What the task requires:
Which lines of the records below contain the string "data"? Report each of them.

Top of Material provided

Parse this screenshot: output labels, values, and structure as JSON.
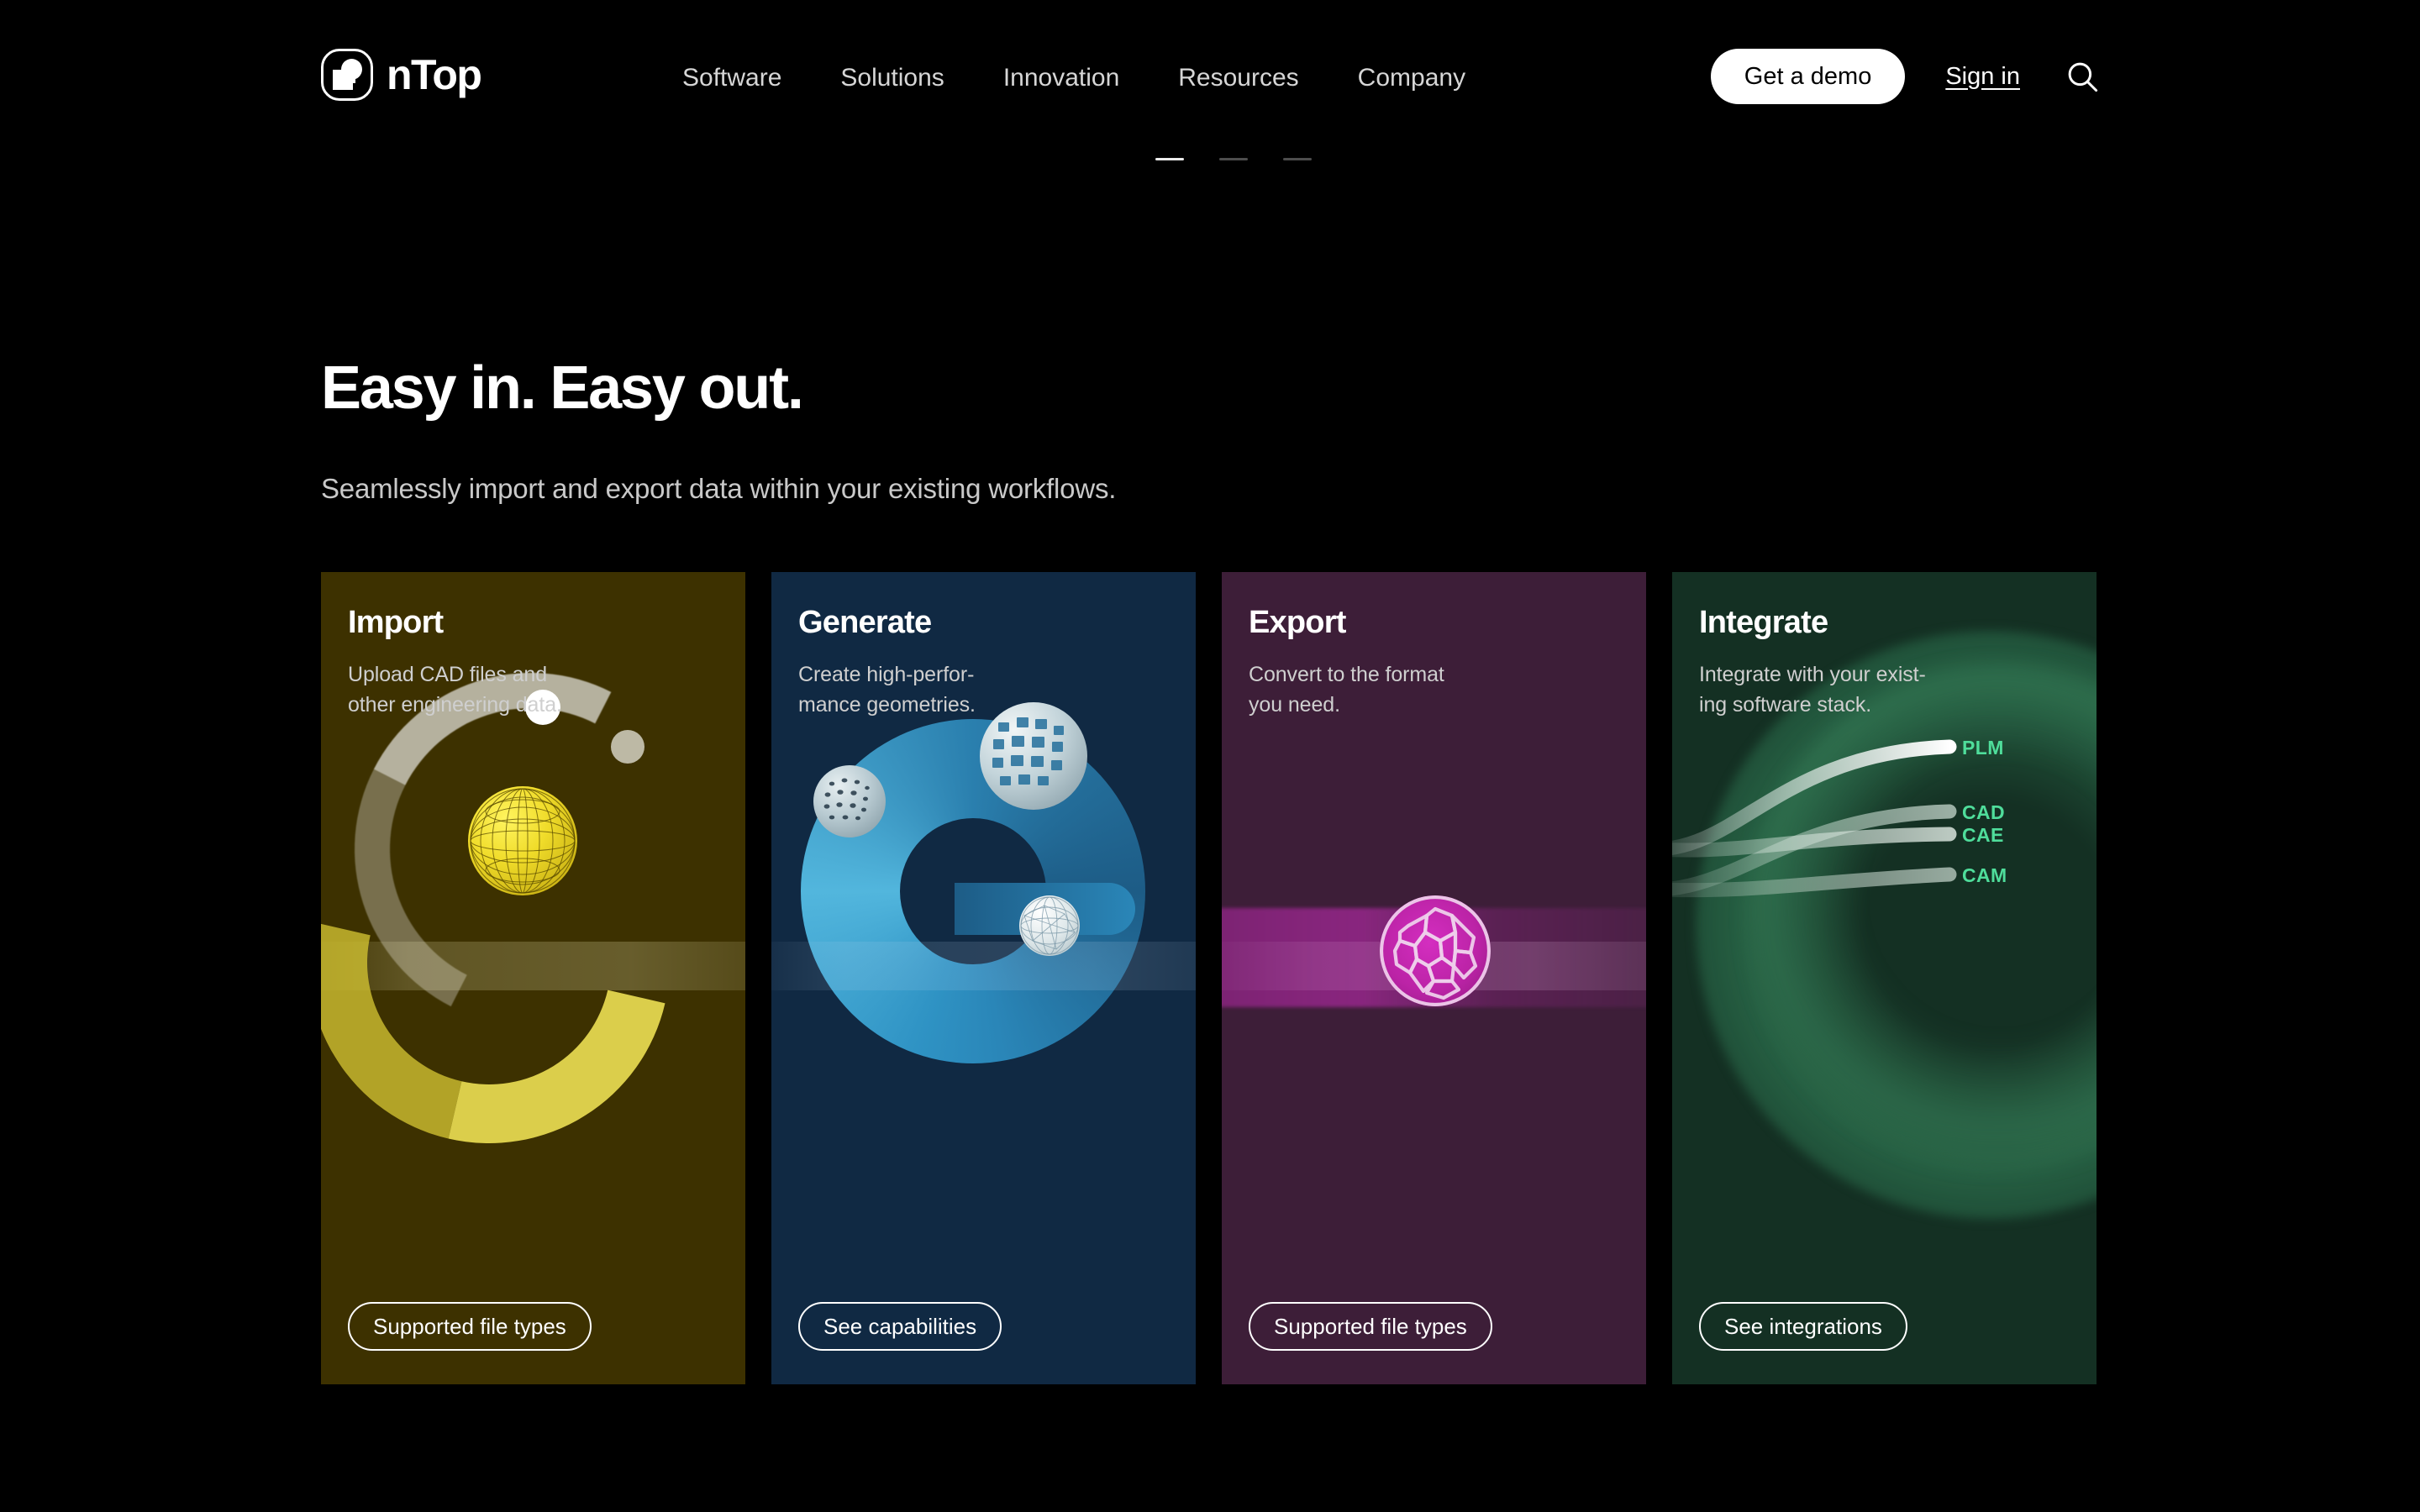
{
  "header": {
    "brand": {
      "name": "nTop",
      "logo_icon": "ntop-logo-icon"
    },
    "nav": [
      {
        "label": "Software"
      },
      {
        "label": "Solutions"
      },
      {
        "label": "Innovation"
      },
      {
        "label": "Resources"
      },
      {
        "label": "Company"
      }
    ],
    "demo_button": "Get a demo",
    "signin_link": "Sign in",
    "search_icon": "search-icon"
  },
  "carousel": {
    "dots": [
      "",
      "",
      ""
    ],
    "active_index": 0
  },
  "main": {
    "title": "Easy in. Easy out.",
    "subtitle": "Seamlessly import and export data within your existing workflows."
  },
  "cards": [
    {
      "id": "import",
      "title": "Import",
      "description": "Upload CAD files and\nother engineering data.",
      "cta": "Supported file types",
      "bg_color": "#3d3100",
      "accent_color": "#e9dc52"
    },
    {
      "id": "generate",
      "title": "Generate",
      "description": "Create high-perfor-\nmance geometries.",
      "cta": "See capabilities",
      "bg_color": "#102943",
      "accent_color": "#3f9fcd"
    },
    {
      "id": "export",
      "title": "Export",
      "description": "Convert to the format\nyou need.",
      "cta": "Supported file types",
      "bg_color": "#3d1e38",
      "accent_color": "#c42eb0"
    },
    {
      "id": "integrate",
      "title": "Integrate",
      "description": "Integrate with your exist-\ning software stack.",
      "cta": "See integrations",
      "bg_color": "#143023",
      "accent_color": "#4fdd9b",
      "connector_labels": [
        "PLM",
        "CAD",
        "CAE",
        "CAM"
      ]
    }
  ]
}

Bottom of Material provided

Solution to this problem:
    "subtitle": "Seamlessly import and export data within your existing workflows."
      "description": "Upload CAD files and\nother engineering data.",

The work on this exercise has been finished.